An Uphill Battle
Where is the web’s Loren Brichter?
Loren Brichter’s tiny company, atebits, created both Tweetie for Mac and Tweetie for iOS, which were acquired by Twitter. Why does it take big teams, big budgets, and long timelines to deliver web apps that have functionality and UI that approaches that of an iPhone app put together by one or two people?
If you’re a developer who is obsessive about building a quality user experience, you are most likely to create an iOS application. One reason is that Cocoa is able to operate at a higher level of abstraction than raw web primitives. It means that iOS developers can think more about how their UI or features should work, instead of how they should be implemented. The human brain is like a buffer: at a certain point, every new concept pushes something else off the other end. For web developers, buffer overflow is common as they grapple with cross-browser bugs or APIs that are openly design-by-committee.

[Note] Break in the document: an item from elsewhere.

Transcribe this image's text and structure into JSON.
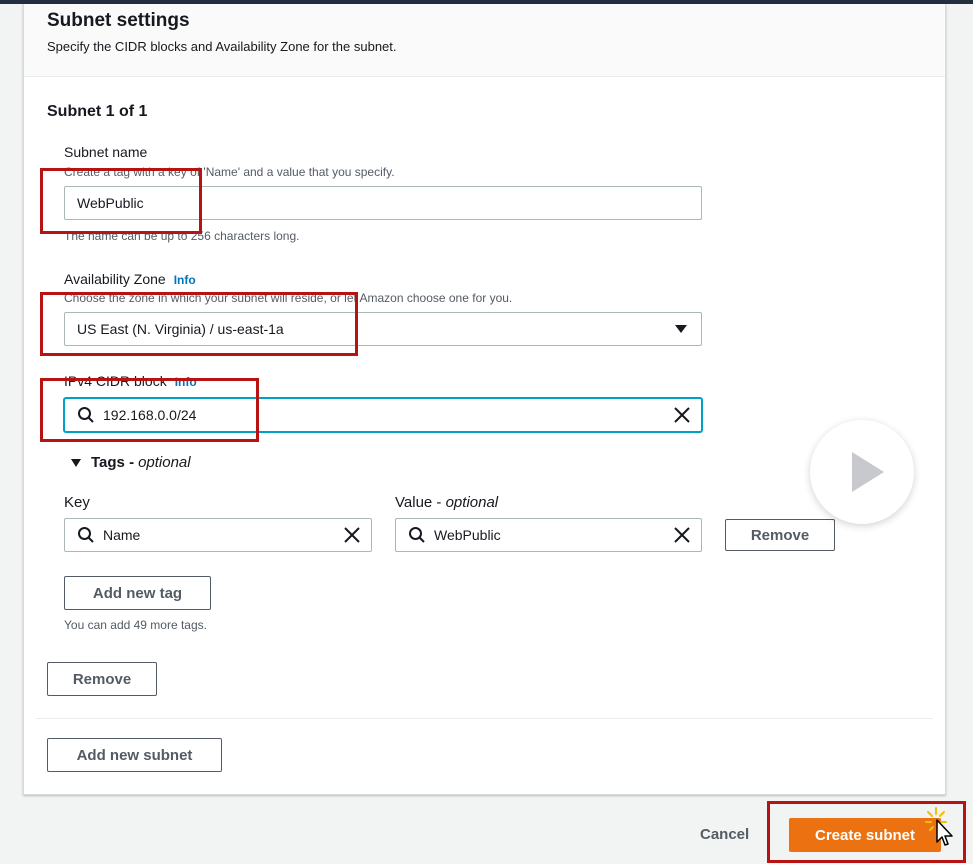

The web needs better abstractions. There are, however, only a limited number of abstractions you can implement in under 5k of code. I’m sensitive to cultivating an attitude in the community that the only valuable problems worth solving are those that can be done under 5k (or 10k, or 20k, or…). I will take my share of the blame, and admit that many frameworks that tried to take on large problems ended up out-of-touch and crufty.
The web won’t have a singular answer, and that’s fine. But we have to avoid fostering a culture where people are afraid to tackle hard problems because they’ll be seen as architecture astronauts. We shouldn’t let the mistakes of the past make us timid about learning and moving forward.
Yesterday on Twitter, I posted:
Just wanted to point out that Backbone is still listed on microjs.com, even though it’s >5k if you count dependencies. Which is fine; let’s just be upfront about the fact that microjs.com is more akin to the cool kids table than a useful directory.
In retrospect, this came off crankier than I intended. Several people contacted me privately (and publicly!) and weren’t sure why I was making a stink over something that, to them, seemed trivial. And while in the scheme of things it is trivial, I think this arbitrary line in the sand we as a community have drawn is harmful to the future of the web.
I want the web to win. Everywhere.
So I want people to be aware of the abstractions we’re giving up to hit our 5k target. If some things get included that are over 5k, and other things get rejected that are under the 5k limit, it sends a very mixed message to new developers about what is possible. If we’re going to emphasize small codebases, let’s be honest about the limitations that entails.
If we don’t get our act together soon, proprietary platforms are going to become entrenched. Every new device that comes out is an opportunity that is ours to lose. The community has to figure out how we educate and recruit developers into the web fold. People will disagree with me about the best way to accomplish the task, and that’s great. But I’d like to compete on things like developer productivity and finished products, not insinuation that anything over a certain size is inherently unsuitable for the web.
It’s human nature that once we start assigning labels to things, we think about which side of the label we’re on. I think that positioning microlibraries as a separate “thing” is a bad idea. There are just tools that fall on different sides of the size spectrum.
Writing efficient code is important. But when we decide that certain web abstractions are a bridge too far, we’re actively discouraging precisely the developers that we need the most. When the next Loren Brichter comes along, I want to be able to say he or she is a web developer.
Thanks to Majd Taby and Yehuda Katz for reviewing this post. I tweet as @tomdale if you’d like more timely updates.